World News at a Glance
Posted May 30, 2018 9:34 p.m. EDT
Battle to Stamp Out Islamic State in Syria Gains New Momentum, but Threats Remain
A stalled U.S.-backed ground offensive to wipe out the last pockets of Islamic State militants in eastern Syria has been reignited over the past month with the return of top Kurdish commanders. But the campaign may have only little more than six months to hunt down the few hundred fighters — not enough time to extinguish a threat that is quickly moving underground. The new momentum remains imperiled by President Donald Trump’s on-again, off-again threat to withdraw some 2,000 U.S. troops in Syria, including hundreds of Special Operations advisers and commandos.
A Worldwide Scramble to Pull Off a Trump and Kim Summit
Ever since President Donald Trump pulled out of planned talks with Kim Jong Un, the leader of North Korea, officials from both countries have been scrambling to salvage the summit meeting. Kim Yong Chol, one of Kim Jong Un’s most trusted aides, arrived in New York on Wednesday for talks with Secretary of State Mike Pompeo. Kim is the highest-ranking North Korean official to visit the United States in 18 years. Analysts believe that Pompeo will seek to clarify the North’s position on its nuclear program, which may have gotten muddled during Pompeo’s two visits to Pyongyang.
‘Dead’ Russian Journalist Appears at a News Conference in Ukraine
A dissident Russian journalist said to have been murdered earlier this week walked into a news conference on Wednesday that Ukrainian security officials had called to discuss his “murder.” The staged death, said Vasily S. Gritsak, the head of the Ukraine Security Service, was a sting operation aimed at stopping a real assassination plot.
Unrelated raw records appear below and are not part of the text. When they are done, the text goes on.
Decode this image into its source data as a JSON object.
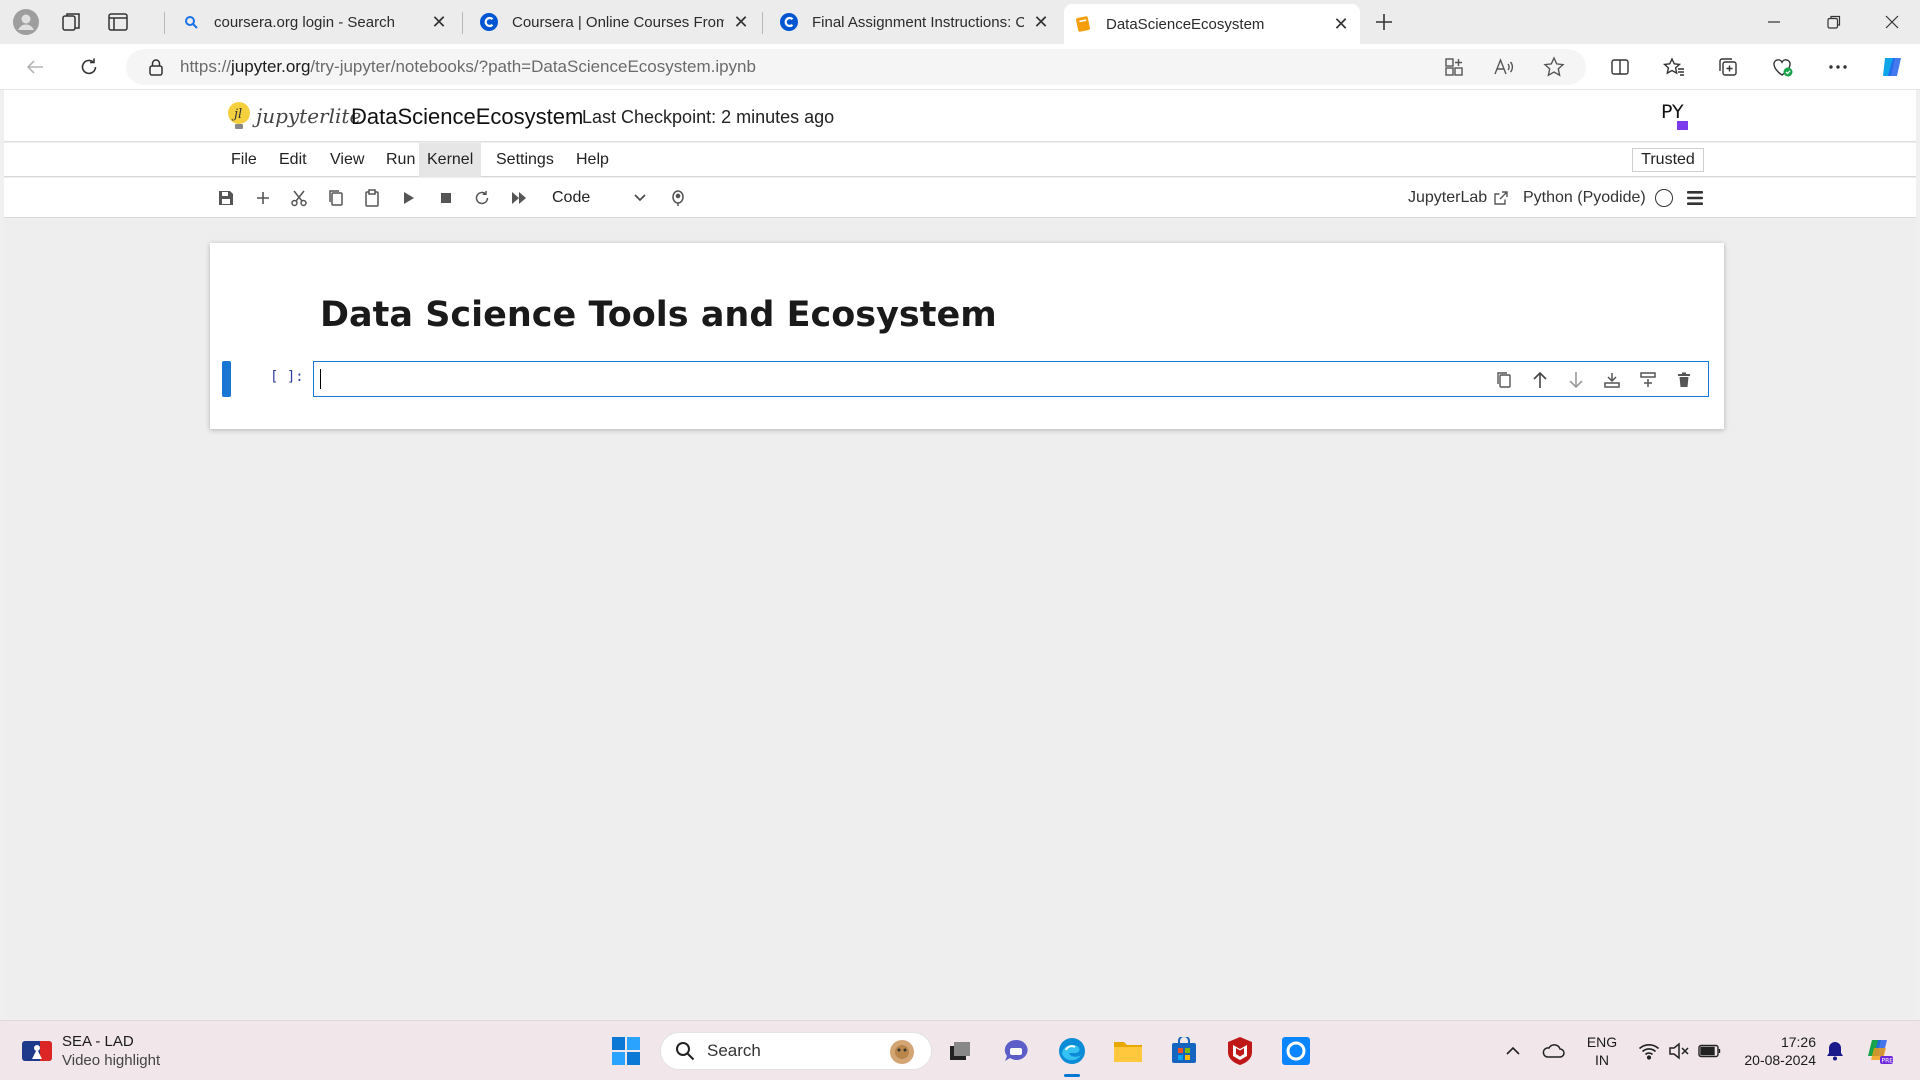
{
  "browser": {
    "tabs": [
      {
        "title": "coursera.org login - Search",
        "favicon": "search-icon"
      },
      {
        "title": "Coursera | Online Courses From T",
        "favicon": "coursera-icon"
      },
      {
        "title": "Final Assignment Instructions: Cr",
        "favicon": "coursera-icon"
      },
      {
        "title": "DataScienceEcosystem",
        "favicon": "notebook-icon"
      }
    ],
    "url_prefix": "https://",
    "url_host": "jupyter.org",
    "url_path": "/try-jupyter/notebooks/?path=DataScienceEcosystem.ipynb"
  },
  "jupyter": {
    "logo_text": "jupyterlite",
    "notebook_name": "DataScienceEcosystem",
    "checkpoint": "Last Checkpoint: 2 minutes ago",
    "py_logo": "PY",
    "menu": [
      "File",
      "Edit",
      "View",
      "Run",
      "Kernel",
      "Settings",
      "Help"
    ],
    "trusted": "Trusted",
    "cell_type": "Code",
    "jupyterlab_link": "JupyterLab",
    "kernel": "Python (Pyodide)"
  },
  "notebook": {
    "heading": "Data Science Tools and Ecosystem",
    "code_prompt": "[ ]:"
  },
  "taskbar": {
    "news_title": "SEA - LAD",
    "news_sub": "Video highlight",
    "search_label": "Search",
    "lang_top": "ENG",
    "lang_bottom": "IN",
    "time": "17:26",
    "date": "20-08-2024"
  },
  "colors": {
    "accent": "#1976d2",
    "edge_blue": "#0078d4"
  }
}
Both the story of Arkady Babchenko’s death and that of his resurrection garnered enormous attention around the world. Various voices, especially from the world of journalism, called the ploy a bad idea in an era when battling fake news has become a daily problem.
A Putin Critic Live-Tweets His Arrest in Spain
Bill Browder, a London-based investor who has styled himself as a nemesis of President Vladimir Putin of Russia, documented the latest episode in his 13-year game of cat and mouse with the Russian government, live-tweeting his brief arrest by the Spanish police Wednesday. Russia has repeatedly requested Browder’s arrest through Interpol, but its requests have been refused repeatedly. A spokesman for the Spanish national police said that Browder had been detained in error and that police in Madrid realized the international warrant was no longer valid only after he had been taken into custody.
Hamas Declares Cease-Fire With Israel After a Day of Fighting
Hamas unilaterally declared a cease-fire with Israel on Wednesday, ushering in a fragile calm along the Gaza border after a short but intense round of fighting and easing the prospect of an imminently broader conflict. In response, Israeli officials signaled that the government was willing to end this round, saying it would act only in response to fire from the Gaza Strip. The announcement by Hamas came after nearly 24 hours of cross-border blows, in what was the fiercest exchange since the 50-day war in the summer of 2014.
Italy’s Populists May Give Talks Another Shot, as Uncertainty Lingers
If at first, or second, you don’t succeed, try, try, try again. That was the lesson from Italy’s populist parties Wednesday. After the collapse of their attempt to form a government earlier this week, they were giving it another go. President Sergio Mattarella had only days ago called on Carlo Cottarelli, a former International Monetary Fund official, to form a technical government to guide Italy to a new election. But Cottarelli apparently decided to hold off to see if the parties that won a majority of the votes in March could find a way out of their impasse.
He Fled the Ash That Buried Pompeii, Only to Be Crushed by a Rock
The man, believed to be in his 30s, was fleeing the spectacular explosion of Mount Vesuvius that buried the Italian city of Pompeii in A.D. 79. But he had an infection of the tibia that may have made walking difficult, and he did not get very far. Officials at the Pompeii archaeological site announced Tuesday that they had found the man’s remains, almost 2,000 years after he died. The man died not buried in pumice and ash, but by decapitation from a large block of stone that had most likely been propelled through the air by volcanic gases.